[Opening Exercise materials section]

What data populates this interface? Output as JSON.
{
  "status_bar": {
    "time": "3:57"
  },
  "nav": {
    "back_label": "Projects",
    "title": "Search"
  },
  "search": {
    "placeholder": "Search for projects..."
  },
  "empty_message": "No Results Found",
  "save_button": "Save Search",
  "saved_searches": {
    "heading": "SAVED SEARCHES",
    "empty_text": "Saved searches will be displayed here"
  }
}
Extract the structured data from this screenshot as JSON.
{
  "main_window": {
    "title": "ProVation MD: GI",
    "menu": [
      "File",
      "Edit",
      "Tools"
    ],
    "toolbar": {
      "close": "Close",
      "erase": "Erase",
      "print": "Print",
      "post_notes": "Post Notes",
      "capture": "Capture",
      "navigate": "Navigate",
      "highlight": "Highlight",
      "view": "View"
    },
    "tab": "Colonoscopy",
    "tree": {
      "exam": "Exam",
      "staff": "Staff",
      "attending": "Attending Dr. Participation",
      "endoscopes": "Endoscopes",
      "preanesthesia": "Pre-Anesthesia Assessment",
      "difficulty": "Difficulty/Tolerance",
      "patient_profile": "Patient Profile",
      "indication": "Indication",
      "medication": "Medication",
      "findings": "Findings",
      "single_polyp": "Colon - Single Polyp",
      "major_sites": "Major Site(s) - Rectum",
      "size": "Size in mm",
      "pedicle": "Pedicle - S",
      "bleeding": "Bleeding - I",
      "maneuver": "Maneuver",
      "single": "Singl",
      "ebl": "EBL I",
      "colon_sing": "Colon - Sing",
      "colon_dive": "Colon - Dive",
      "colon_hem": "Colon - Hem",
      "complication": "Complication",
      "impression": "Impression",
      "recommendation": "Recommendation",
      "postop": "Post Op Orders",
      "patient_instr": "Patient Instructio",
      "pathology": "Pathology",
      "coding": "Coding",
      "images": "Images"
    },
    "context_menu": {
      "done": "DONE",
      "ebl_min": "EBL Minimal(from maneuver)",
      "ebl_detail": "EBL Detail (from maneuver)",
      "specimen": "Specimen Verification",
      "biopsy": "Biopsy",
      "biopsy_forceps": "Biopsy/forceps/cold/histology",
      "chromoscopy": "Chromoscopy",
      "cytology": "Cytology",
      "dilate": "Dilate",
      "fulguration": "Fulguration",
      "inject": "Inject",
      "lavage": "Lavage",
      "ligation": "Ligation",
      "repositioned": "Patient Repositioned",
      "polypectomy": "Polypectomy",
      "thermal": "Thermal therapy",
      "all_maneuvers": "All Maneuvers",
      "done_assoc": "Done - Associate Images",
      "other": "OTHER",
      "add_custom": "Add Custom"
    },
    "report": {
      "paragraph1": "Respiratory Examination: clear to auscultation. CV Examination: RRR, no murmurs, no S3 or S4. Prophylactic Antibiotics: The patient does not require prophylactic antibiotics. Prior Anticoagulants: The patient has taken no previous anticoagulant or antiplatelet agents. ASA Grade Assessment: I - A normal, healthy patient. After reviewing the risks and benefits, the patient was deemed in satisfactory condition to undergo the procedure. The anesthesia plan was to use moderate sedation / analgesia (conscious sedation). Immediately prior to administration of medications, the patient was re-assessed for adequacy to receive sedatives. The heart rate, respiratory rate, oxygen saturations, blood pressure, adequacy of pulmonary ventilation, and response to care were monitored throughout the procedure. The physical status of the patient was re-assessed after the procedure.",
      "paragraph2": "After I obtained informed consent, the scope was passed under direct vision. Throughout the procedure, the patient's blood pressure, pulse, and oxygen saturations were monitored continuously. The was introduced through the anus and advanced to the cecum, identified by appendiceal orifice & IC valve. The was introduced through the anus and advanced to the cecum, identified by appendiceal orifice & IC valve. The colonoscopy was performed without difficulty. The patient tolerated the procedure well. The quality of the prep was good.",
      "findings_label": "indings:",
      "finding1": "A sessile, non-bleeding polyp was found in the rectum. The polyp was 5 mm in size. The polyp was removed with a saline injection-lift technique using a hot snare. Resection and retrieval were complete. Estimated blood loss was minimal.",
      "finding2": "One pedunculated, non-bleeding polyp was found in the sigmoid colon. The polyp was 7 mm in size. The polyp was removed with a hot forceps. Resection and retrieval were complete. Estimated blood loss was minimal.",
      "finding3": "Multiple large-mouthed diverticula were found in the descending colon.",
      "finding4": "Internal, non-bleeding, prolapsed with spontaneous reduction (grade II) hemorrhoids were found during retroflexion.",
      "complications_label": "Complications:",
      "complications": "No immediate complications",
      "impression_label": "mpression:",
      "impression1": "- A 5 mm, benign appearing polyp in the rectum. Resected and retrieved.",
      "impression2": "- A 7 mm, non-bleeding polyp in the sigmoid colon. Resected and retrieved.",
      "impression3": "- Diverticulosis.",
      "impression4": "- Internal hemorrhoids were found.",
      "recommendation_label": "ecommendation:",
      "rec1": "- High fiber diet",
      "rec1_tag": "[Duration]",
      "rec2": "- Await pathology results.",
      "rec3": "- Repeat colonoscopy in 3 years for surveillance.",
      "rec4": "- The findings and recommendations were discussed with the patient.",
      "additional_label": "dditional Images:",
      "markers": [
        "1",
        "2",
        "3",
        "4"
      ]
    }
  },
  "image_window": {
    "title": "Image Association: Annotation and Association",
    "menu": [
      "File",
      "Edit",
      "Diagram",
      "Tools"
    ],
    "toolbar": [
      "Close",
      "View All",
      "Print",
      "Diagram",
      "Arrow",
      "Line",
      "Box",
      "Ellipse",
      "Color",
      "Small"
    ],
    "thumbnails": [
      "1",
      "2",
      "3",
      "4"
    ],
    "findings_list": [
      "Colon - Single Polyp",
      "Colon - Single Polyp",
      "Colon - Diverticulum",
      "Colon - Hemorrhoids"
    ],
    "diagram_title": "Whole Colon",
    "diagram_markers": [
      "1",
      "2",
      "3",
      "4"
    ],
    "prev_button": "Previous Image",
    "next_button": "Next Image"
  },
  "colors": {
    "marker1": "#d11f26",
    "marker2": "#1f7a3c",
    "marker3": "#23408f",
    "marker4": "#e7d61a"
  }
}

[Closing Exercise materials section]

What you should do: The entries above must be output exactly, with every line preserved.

Written reply:
What data populates this interface? Output as JSON.
{
  "status_bar": {
    "time": "3:57"
  },
  "nav": {
    "back_label": "Projects",
    "title": "Search"
  },
  "search": {
    "placeholder": "Search for projects..."
  },
  "empty_message": "No Results Found",
  "save_button": "Save Search",
  "saved_searches": {
    "heading": "SAVED SEARCHES",
    "empty_text": "Saved searches will be displayed here"
  }
}
Extract the structured data from this screenshot as JSON.
{
  "main_window": {
    "title": "ProVation MD: GI",
    "menu": [
      "File",
      "Edit",
      "Tools"
    ],
    "toolbar": {
      "close": "Close",
      "erase": "Erase",
      "print": "Print",
      "post_notes": "Post Notes",
      "capture": "Capture",
      "navigate": "Navigate",
      "highlight": "Highlight",
      "view": "View"
    },
    "tab": "Colonoscopy",
    "tree": {
      "exam": "Exam",
      "staff": "Staff",
      "attending": "Attending Dr. Participation",
      "endoscopes": "Endoscopes",
      "preanesthesia": "Pre-Anesthesia Assessment",
      "difficulty": "Difficulty/Tolerance",
      "patient_profile": "Patient Profile",
      "indication": "Indication",
      "medication": "Medication",
      "findings": "Findings",
      "single_polyp": "Colon - Single Polyp",
      "major_sites": "Major Site(s) - Rectum",
      "size": "Size in mm",
      "pedicle": "Pedicle - S",
      "bleeding": "Bleeding - I",
      "maneuver": "Maneuver",
      "single": "Singl",
      "ebl": "EBL I",
      "colon_sing": "Colon - Sing",
      "colon_dive": "Colon - Dive",
      "colon_hem": "Colon - Hem",
      "complication": "Complication",
      "impression": "Impression",
      "recommendation": "Recommendation",
      "postop": "Post Op Orders",
      "patient_instr": "Patient Instructio",
      "pathology": "Pathology",
      "coding": "Coding",
      "images": "Images"
    },
    "context_menu": {
      "done": "DONE",
      "ebl_min": "EBL Minimal(from maneuver)",
      "ebl_detail": "EBL Detail (from maneuver)",
      "specimen": "Specimen Verification",
      "biopsy": "Biopsy",
      "biopsy_forceps": "Biopsy/forceps/cold/histology",
      "chromoscopy": "Chromoscopy",
      "cytology": "Cytology",
      "dilate": "Dilate",
      "fulguration": "Fulguration",
      "inject": "Inject",
      "lavage": "Lavage",
      "ligation": "Ligation",
      "repositioned": "Patient Repositioned",
      "polypectomy": "Polypectomy",
      "thermal": "Thermal therapy",
      "all_maneuvers": "All Maneuvers",
      "done_assoc": "Done - Associate Images",
      "other": "OTHER",
      "add_custom": "Add Custom"
    },
    "report": {
      "paragraph1": "Respiratory Examination: clear to auscultation. CV Examination: RRR, no murmurs, no S3 or S4. Prophylactic Antibiotics: The patient does not require prophylactic antibiotics. Prior Anticoagulants: The patient has taken no previous anticoagulant or antiplatelet agents. ASA Grade Assessment: I - A normal, healthy patient. After reviewing the risks and benefits, the patient was deemed in satisfactory condition to undergo the procedure. The anesthesia plan was to use moderate sedation / analgesia (conscious sedation). Immediately prior to administration of medications, the patient was re-assessed for adequacy to receive sedatives. The heart rate, respiratory rate, oxygen saturations, blood pressure, adequacy of pulmonary ventilation, and response to care were monitored throughout the procedure. The physical status of the patient was re-assessed after the procedure.",
      "paragraph2": "After I obtained informed consent, the scope was passed under direct vision. Throughout the procedure, the patient's blood pressure, pulse, and oxygen saturations were monitored continuously. The was introduced through the anus and advanced to the cecum, identified by appendiceal orifice & IC valve. The was introduced through the anus and advanced to the cecum, identified by appendiceal orifice & IC valve. The colonoscopy was performed without difficulty. The patient tolerated the procedure well. The quality of the prep was good.",
      "findings_label": "indings:",
      "finding1": "A sessile, non-bleeding polyp was found in the rectum. The polyp was 5 mm in size. The polyp was removed with a saline injection-lift technique using a hot snare. Resection and retrieval were complete. Estimated blood loss was minimal.",
      "finding2": "One pedunculated, non-bleeding polyp was found in the sigmoid colon. The polyp was 7 mm in size. The polyp was removed with a hot forceps. Resection and retrieval were complete. Estimated blood loss was minimal.",
      "finding3": "Multiple large-mouthed diverticula were found in the descending colon.",
      "finding4": "Internal, non-bleeding, prolapsed with spontaneous reduction (grade II) hemorrhoids were found during retroflexion.",
      "complications_label": "Complications:",
      "complications": "No immediate complications",
      "impression_label": "mpression:",
      "impression1": "- A 5 mm, benign appearing polyp in the rectum. Resected and retrieved.",
      "impression2": "- A 7 mm, non-bleeding polyp in the sigmoid colon. Resected and retrieved.",
      "impression3": "- Diverticulosis.",
      "impression4": "- Internal hemorrhoids were found.",
      "recommendation_label": "ecommendation:",
      "rec1": "- High fiber diet",
      "rec1_tag": "[Duration]",
      "rec2": "- Await pathology results.",
      "rec3": "- Repeat colonoscopy in 3 years for surveillance.",
      "rec4": "- The findings and recommendations were discussed with the patient.",
      "additional_label": "dditional Images:",
      "markers": [
        "1",
        "2",
        "3",
        "4"
      ]
    }
  },
  "image_window": {
    "title": "Image Association: Annotation and Association",
    "menu": [
      "File",
      "Edit",
      "Diagram",
      "Tools"
    ],
    "toolbar": [
      "Close",
      "View All",
      "Print",
      "Diagram",
      "Arrow",
      "Line",
      "Box",
      "Ellipse",
      "Color",
      "Small"
    ],
    "thumbnails": [
      "1",
      "2",
      "3",
      "4"
    ],
    "findings_list": [
      "Colon - Single Polyp",
      "Colon - Single Polyp",
      "Colon - Diverticulum",
      "Colon - Hemorrhoids"
    ],
    "diagram_title": "Whole Colon",
    "diagram_markers": [
      "1",
      "2",
      "3",
      "4"
    ],
    "prev_button": "Previous Image",
    "next_button": "Next Image"
  },
  "colors": {
    "marker1": "#d11f26",
    "marker2": "#1f7a3c",
    "marker3": "#23408f",
    "marker4": "#e7d61a"
  }
}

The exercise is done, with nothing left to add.